#### Problem requirements
Find the lines of the material below that include the string "APFS", then copy each one.

#### Input records
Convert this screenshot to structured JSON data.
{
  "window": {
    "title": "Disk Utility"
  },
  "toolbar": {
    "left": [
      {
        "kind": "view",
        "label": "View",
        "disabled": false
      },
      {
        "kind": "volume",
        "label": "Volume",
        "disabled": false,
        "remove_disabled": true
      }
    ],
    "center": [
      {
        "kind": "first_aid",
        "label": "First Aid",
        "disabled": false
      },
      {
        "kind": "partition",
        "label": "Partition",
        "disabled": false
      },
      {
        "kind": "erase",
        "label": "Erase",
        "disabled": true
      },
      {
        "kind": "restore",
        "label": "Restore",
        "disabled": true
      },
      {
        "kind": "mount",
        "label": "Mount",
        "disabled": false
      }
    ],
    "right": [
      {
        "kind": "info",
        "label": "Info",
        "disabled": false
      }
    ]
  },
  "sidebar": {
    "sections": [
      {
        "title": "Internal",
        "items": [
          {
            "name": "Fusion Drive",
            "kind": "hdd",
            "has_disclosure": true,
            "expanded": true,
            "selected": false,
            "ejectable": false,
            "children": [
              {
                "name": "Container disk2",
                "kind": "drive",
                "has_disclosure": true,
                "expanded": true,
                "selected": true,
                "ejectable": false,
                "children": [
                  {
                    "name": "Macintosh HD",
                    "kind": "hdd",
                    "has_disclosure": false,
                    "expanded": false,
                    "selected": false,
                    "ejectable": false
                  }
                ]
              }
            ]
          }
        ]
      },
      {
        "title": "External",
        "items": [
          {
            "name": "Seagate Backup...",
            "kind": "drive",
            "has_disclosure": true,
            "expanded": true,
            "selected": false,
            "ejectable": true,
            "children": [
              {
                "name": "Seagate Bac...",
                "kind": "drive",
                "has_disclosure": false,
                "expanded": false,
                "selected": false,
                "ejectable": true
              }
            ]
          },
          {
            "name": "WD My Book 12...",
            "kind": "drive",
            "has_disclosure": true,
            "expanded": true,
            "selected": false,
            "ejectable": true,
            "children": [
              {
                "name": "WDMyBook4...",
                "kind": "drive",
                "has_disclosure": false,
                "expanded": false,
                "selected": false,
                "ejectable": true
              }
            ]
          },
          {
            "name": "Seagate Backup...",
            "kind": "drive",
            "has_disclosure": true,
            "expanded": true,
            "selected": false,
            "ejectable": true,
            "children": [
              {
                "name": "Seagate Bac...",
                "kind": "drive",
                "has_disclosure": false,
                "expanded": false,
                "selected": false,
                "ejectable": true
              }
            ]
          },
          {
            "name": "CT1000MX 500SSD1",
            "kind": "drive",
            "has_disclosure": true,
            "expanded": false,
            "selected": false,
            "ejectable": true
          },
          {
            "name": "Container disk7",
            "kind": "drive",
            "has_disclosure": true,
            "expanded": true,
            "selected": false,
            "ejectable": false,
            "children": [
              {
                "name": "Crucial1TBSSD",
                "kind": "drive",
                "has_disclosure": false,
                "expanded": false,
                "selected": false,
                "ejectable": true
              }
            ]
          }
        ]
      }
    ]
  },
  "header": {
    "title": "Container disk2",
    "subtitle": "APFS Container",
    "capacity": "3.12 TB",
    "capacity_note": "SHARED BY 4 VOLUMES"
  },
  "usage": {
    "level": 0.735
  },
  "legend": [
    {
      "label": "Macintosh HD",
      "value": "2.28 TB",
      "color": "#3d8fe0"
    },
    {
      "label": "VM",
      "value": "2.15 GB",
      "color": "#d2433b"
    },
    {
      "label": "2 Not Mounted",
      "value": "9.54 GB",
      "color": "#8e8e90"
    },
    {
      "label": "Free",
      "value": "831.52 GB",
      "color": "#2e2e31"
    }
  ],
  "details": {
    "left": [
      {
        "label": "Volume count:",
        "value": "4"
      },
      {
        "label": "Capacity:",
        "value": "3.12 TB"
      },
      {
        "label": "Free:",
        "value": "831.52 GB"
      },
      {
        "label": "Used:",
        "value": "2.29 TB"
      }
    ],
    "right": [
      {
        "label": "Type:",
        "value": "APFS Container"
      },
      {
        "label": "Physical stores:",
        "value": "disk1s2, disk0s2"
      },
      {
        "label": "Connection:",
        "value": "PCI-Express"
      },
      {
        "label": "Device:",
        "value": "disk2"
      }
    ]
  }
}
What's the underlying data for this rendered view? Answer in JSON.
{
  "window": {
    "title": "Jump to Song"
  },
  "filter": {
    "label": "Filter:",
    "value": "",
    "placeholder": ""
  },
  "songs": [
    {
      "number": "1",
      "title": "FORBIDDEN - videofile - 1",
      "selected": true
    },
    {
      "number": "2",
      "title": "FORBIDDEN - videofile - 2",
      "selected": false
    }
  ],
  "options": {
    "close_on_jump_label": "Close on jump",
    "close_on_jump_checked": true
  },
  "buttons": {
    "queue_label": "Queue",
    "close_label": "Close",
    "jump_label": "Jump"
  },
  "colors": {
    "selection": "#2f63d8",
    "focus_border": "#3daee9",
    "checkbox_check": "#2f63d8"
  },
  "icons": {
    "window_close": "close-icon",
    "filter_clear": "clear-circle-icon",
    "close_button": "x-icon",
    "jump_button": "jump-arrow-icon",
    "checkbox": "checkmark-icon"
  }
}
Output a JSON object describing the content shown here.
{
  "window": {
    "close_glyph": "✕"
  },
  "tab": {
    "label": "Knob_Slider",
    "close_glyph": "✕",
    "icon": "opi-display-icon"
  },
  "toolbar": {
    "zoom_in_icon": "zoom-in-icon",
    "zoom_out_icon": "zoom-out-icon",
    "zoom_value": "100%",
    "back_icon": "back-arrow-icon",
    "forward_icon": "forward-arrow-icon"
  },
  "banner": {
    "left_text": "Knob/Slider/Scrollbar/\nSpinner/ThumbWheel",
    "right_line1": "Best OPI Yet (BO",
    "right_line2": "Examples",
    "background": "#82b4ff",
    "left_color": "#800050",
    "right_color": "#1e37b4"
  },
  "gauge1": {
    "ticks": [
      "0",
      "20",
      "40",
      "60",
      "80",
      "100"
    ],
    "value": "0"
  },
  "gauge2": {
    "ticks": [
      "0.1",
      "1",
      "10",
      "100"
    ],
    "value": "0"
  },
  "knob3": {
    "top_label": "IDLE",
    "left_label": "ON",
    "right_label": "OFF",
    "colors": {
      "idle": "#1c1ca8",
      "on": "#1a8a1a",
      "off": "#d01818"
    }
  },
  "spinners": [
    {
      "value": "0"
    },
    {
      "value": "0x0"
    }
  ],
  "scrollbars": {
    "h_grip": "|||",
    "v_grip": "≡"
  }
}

#### Result for this exercise
    "subtitle": "APFS Container",
        "value": "APFS Container"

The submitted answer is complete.